*Task statement*. Go over the listing below line by line, and return each one holding the string "JSON".

*Records for this task*.

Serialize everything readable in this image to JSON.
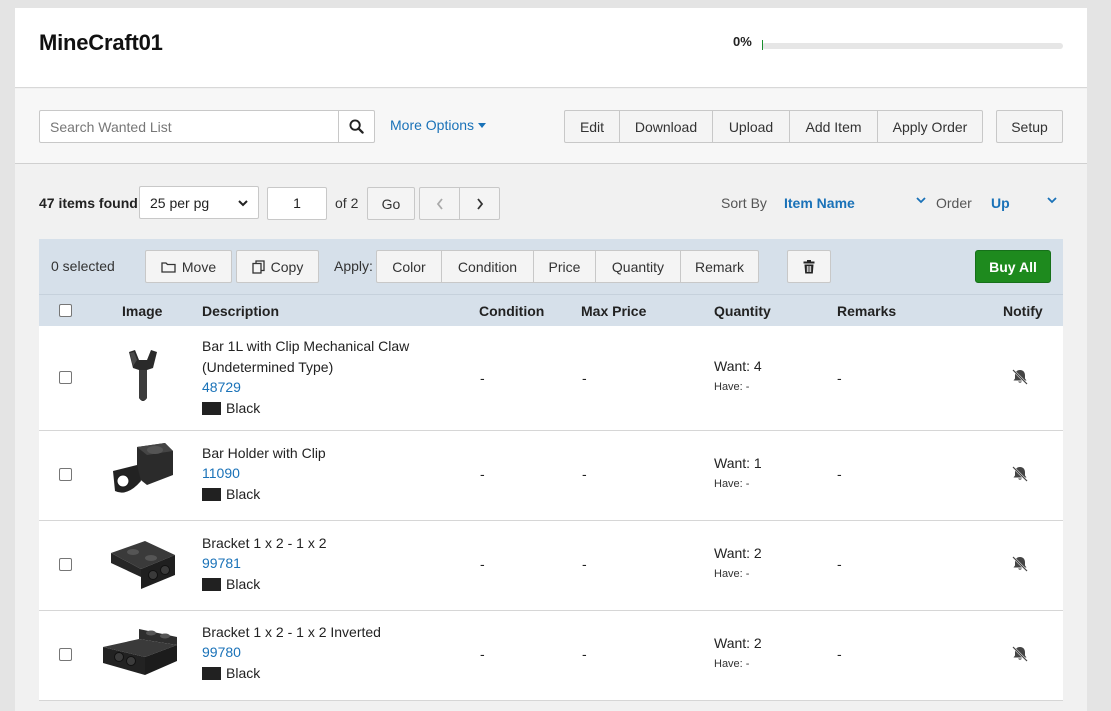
{
  "header": {
    "title": "MineCraft01",
    "progress_text": "0%",
    "progress_fraction": 0.0
  },
  "toolbar": {
    "search_placeholder": "Search Wanted List",
    "more_options": "More Options",
    "buttons": [
      "Edit",
      "Download",
      "Upload",
      "Add Item",
      "Apply Order"
    ],
    "setup": "Setup"
  },
  "pager": {
    "items_found": "47 items found",
    "per_page": "25 per pg",
    "page": "1",
    "of_pages": "of 2",
    "go": "Go",
    "sort_label": "Sort By",
    "sort_value": "Item Name",
    "order_label": "Order",
    "order_value": "Up"
  },
  "action_bar": {
    "selected": "0 selected",
    "move": "Move",
    "copy": "Copy",
    "apply_label": "Apply:",
    "apply_buttons": [
      "Color",
      "Condition",
      "Price",
      "Quantity",
      "Remark"
    ],
    "buy_all": "Buy All"
  },
  "table": {
    "headers": {
      "image": "Image",
      "description": "Description",
      "condition": "Condition",
      "max_price": "Max Price",
      "quantity": "Quantity",
      "remarks": "Remarks",
      "notify": "Notify"
    },
    "rows": [
      {
        "name": "Bar 1L with Clip Mechanical Claw (Undetermined Type)",
        "part_id": "48729",
        "color": "Black",
        "condition": "-",
        "max_price": "-",
        "want": "Want: 4",
        "have": "Have: -",
        "remarks": "-"
      },
      {
        "name": "Bar Holder with Clip",
        "part_id": "11090",
        "color": "Black",
        "condition": "-",
        "max_price": "-",
        "want": "Want: 1",
        "have": "Have: -",
        "remarks": "-"
      },
      {
        "name": "Bracket 1 x 2 - 1 x 2",
        "part_id": "99781",
        "color": "Black",
        "condition": "-",
        "max_price": "-",
        "want": "Want: 2",
        "have": "Have: -",
        "remarks": "-"
      },
      {
        "name": "Bracket 1 x 2 - 1 x 2 Inverted",
        "part_id": "99780",
        "color": "Black",
        "condition": "-",
        "max_price": "-",
        "want": "Want: 2",
        "have": "Have: -",
        "remarks": "-"
      }
    ]
  },
  "colors": {
    "accent": "#1a72b8",
    "buy_green": "#1e8a1e",
    "header_band": "#d6e0ea",
    "swatch_black": "#212121"
  },
  "icons": [
    "search-icon",
    "caret-down-icon",
    "chevron-left-icon",
    "chevron-right-icon",
    "chevron-down-icon",
    "folder-icon",
    "copy-icon",
    "trash-icon",
    "bell-off-icon"
  ]
}
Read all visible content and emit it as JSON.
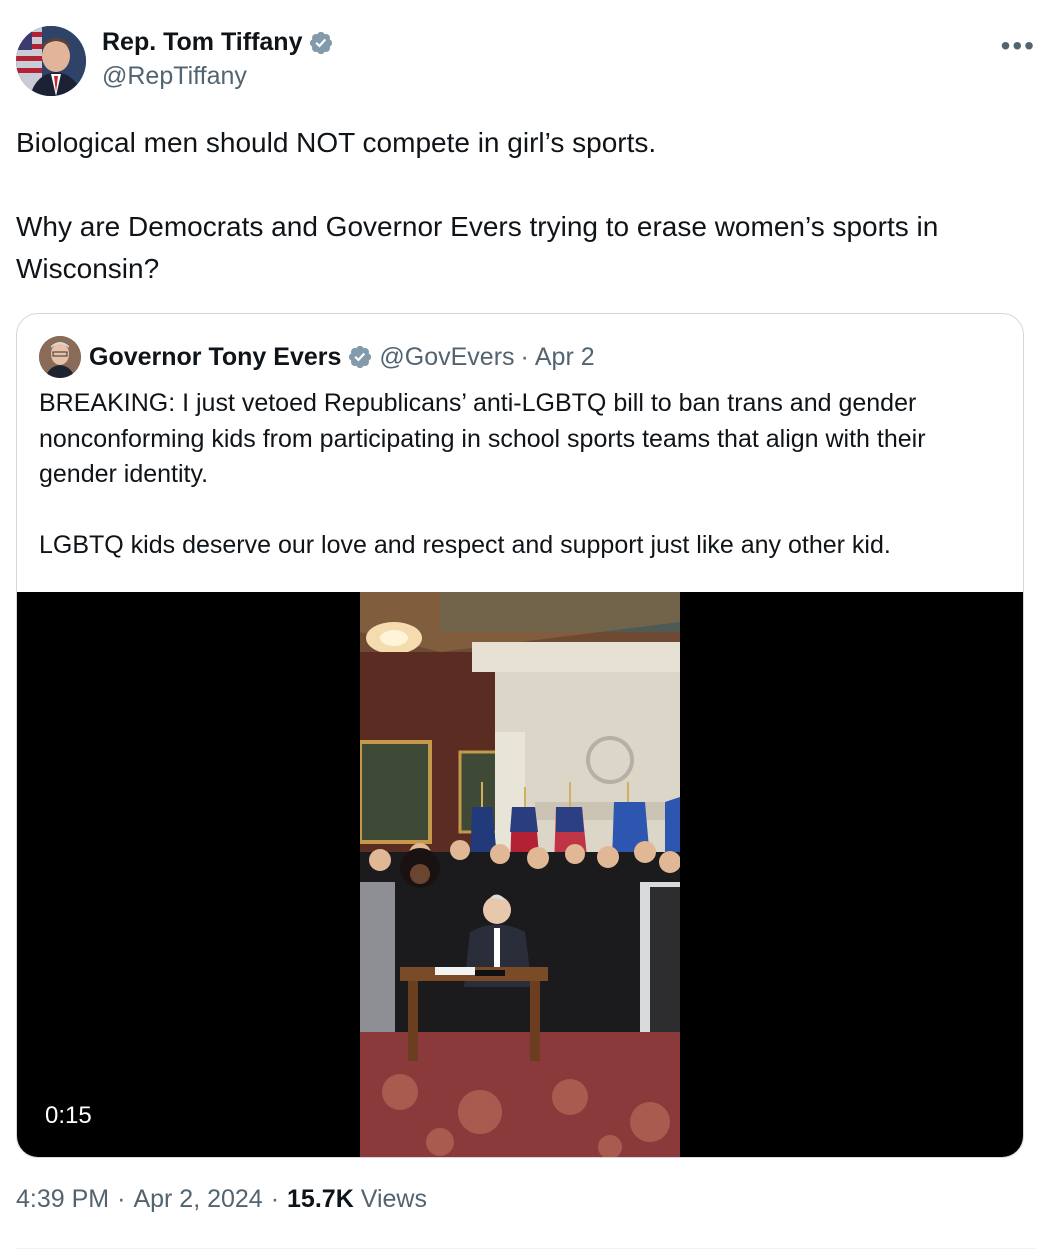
{
  "author": {
    "name": "Rep. Tom Tiffany",
    "handle": "@RepTiffany",
    "verified_color": "#829aab"
  },
  "tweet": {
    "paragraph1": "Biological men should NOT compete in girl’s sports.",
    "paragraph2": "Why are Democrats and Governor Evers trying to erase women’s sports in Wisconsin?"
  },
  "quoted": {
    "name": "Governor Tony Evers",
    "handle": "@GovEvers",
    "separator": "·",
    "date": "Apr 2",
    "paragraph1": "BREAKING: I just vetoed Republicans’ anti-LGBTQ bill to ban trans and gender nonconforming kids from participating in school sports teams that align with their gender identity.",
    "paragraph2": "LGBTQ kids deserve our love and respect and support just like any other kid.",
    "video": {
      "duration": "0:15"
    }
  },
  "meta": {
    "time": "4:39 PM",
    "sep1": "·",
    "date": "Apr 2, 2024",
    "sep2": "·",
    "views_count": "15.7K",
    "views_label": "Views"
  },
  "more_icon": "more-horizontal-icon"
}
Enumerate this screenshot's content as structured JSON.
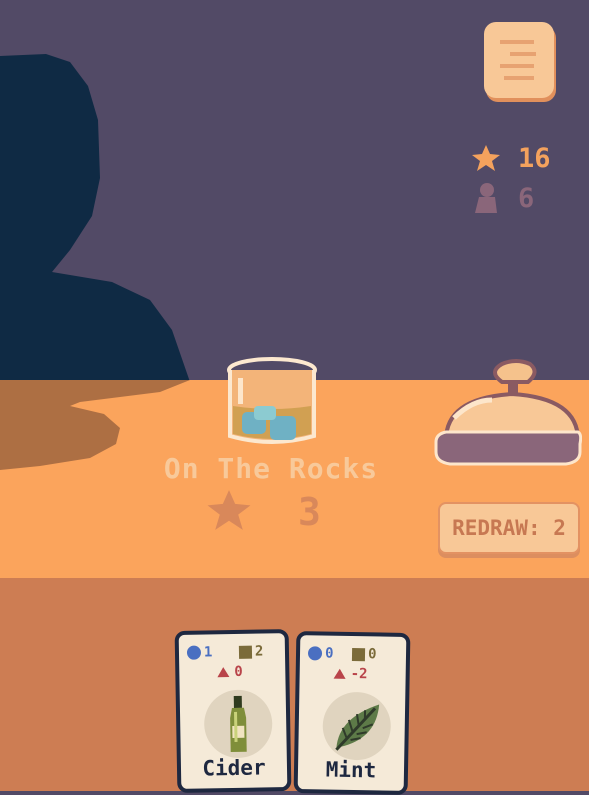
{
  "hud": {
    "stars": "16",
    "customers": "6",
    "icons": {
      "notes": "notes-icon",
      "stars": "star-icon",
      "customers": "person-icon"
    }
  },
  "drink": {
    "name": "On The Rocks",
    "score": "3",
    "icon": "star-icon"
  },
  "redraw": {
    "label": "REDRAW: 2"
  },
  "bell": {
    "icon": "service-bell-icon"
  },
  "cards": [
    {
      "name": "Cider",
      "blue": "1",
      "olive": "2",
      "red": "0",
      "art": "bottle-icon"
    },
    {
      "name": "Mint",
      "blue": "0",
      "olive": "0",
      "red": "-2",
      "art": "leaf-icon"
    }
  ],
  "colors": {
    "wall": "#524a66",
    "silhouette": "#0f2a44",
    "counter_top": "#fba45c",
    "counter_front": "#cd7d53",
    "card_border": "#1e2840",
    "blue_stat": "#4a6fc1",
    "olive_stat": "#7b6b3a",
    "red_stat": "#b9444a"
  }
}
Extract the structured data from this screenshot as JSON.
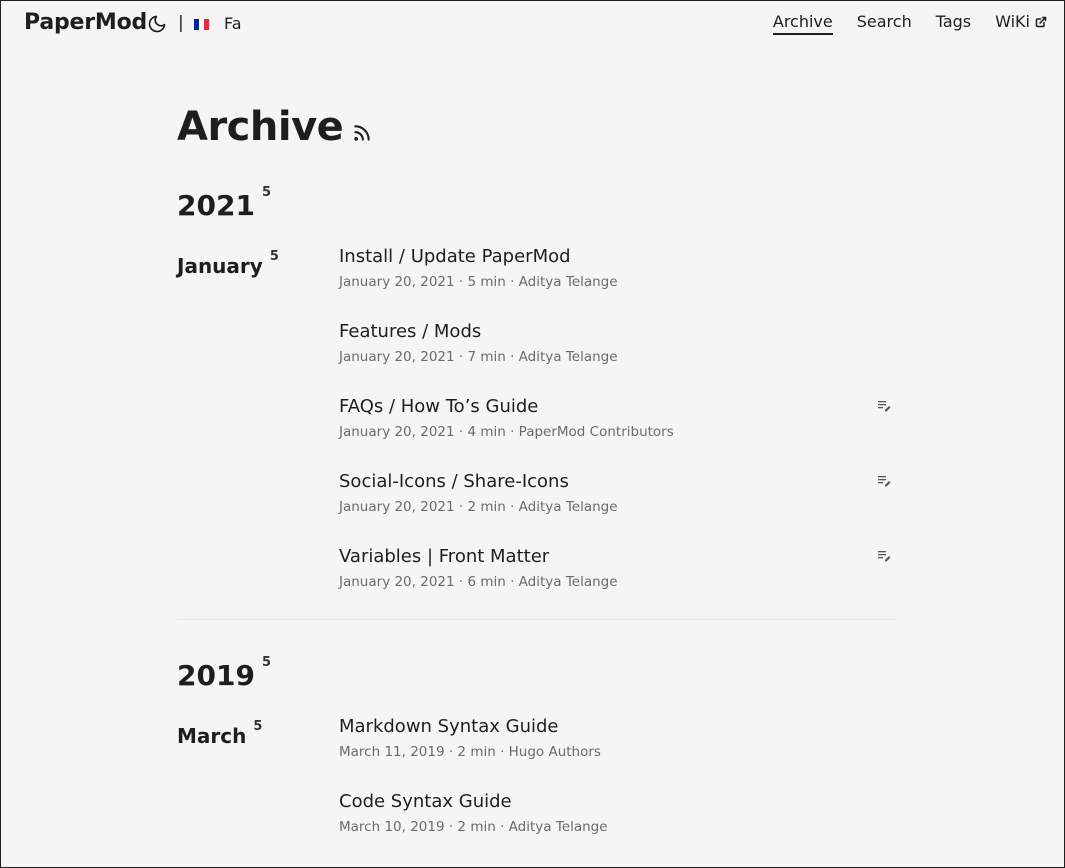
{
  "header": {
    "logo": "PaperMod",
    "separator": "|",
    "language": "Fa",
    "flag_colors": [
      "#002395",
      "#ffffff",
      "#ed2939"
    ],
    "theme_icon": "moon-icon",
    "menu": [
      {
        "label": "Archive",
        "active": true
      },
      {
        "label": "Search"
      },
      {
        "label": "Tags"
      },
      {
        "label": "WiKi",
        "icon": "external-link-icon"
      }
    ]
  },
  "page": {
    "title": "Archive",
    "rss_icon": "rss-icon"
  },
  "years": [
    {
      "year": "2021",
      "count": "5",
      "months": [
        {
          "month": "January",
          "count": "5",
          "posts": [
            {
              "title": "Install / Update PaperMod",
              "meta": "January 20, 2021 · 5 min · Aditya Telange",
              "draft": false
            },
            {
              "title": "Features / Mods",
              "meta": "January 20, 2021 · 7 min · Aditya Telange",
              "draft": false
            },
            {
              "title": "FAQs / How To’s Guide",
              "meta": "January 20, 2021 · 4 min · PaperMod Contributors",
              "draft": true
            },
            {
              "title": "Social-Icons / Share-Icons",
              "meta": "January 20, 2021 · 2 min · Aditya Telange",
              "draft": true
            },
            {
              "title": "Variables | Front Matter",
              "meta": "January 20, 2021 · 6 min · Aditya Telange",
              "draft": true
            }
          ]
        }
      ]
    },
    {
      "year": "2019",
      "count": "5",
      "months": [
        {
          "month": "March",
          "count": "5",
          "posts": [
            {
              "title": "Markdown Syntax Guide",
              "meta": "March 11, 2019 · 2 min · Hugo Authors",
              "draft": false
            },
            {
              "title": "Code Syntax Guide",
              "meta": "March 10, 2019 · 2 min · Aditya Telange",
              "draft": false
            }
          ]
        }
      ]
    }
  ]
}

*Response*.
Serialize everything readable in this image to JSON.
Read all visible content and emit it as JSON.
Enumerate this screenshot's content as structured JSON.
Extract the structured data from this screenshot as JSON.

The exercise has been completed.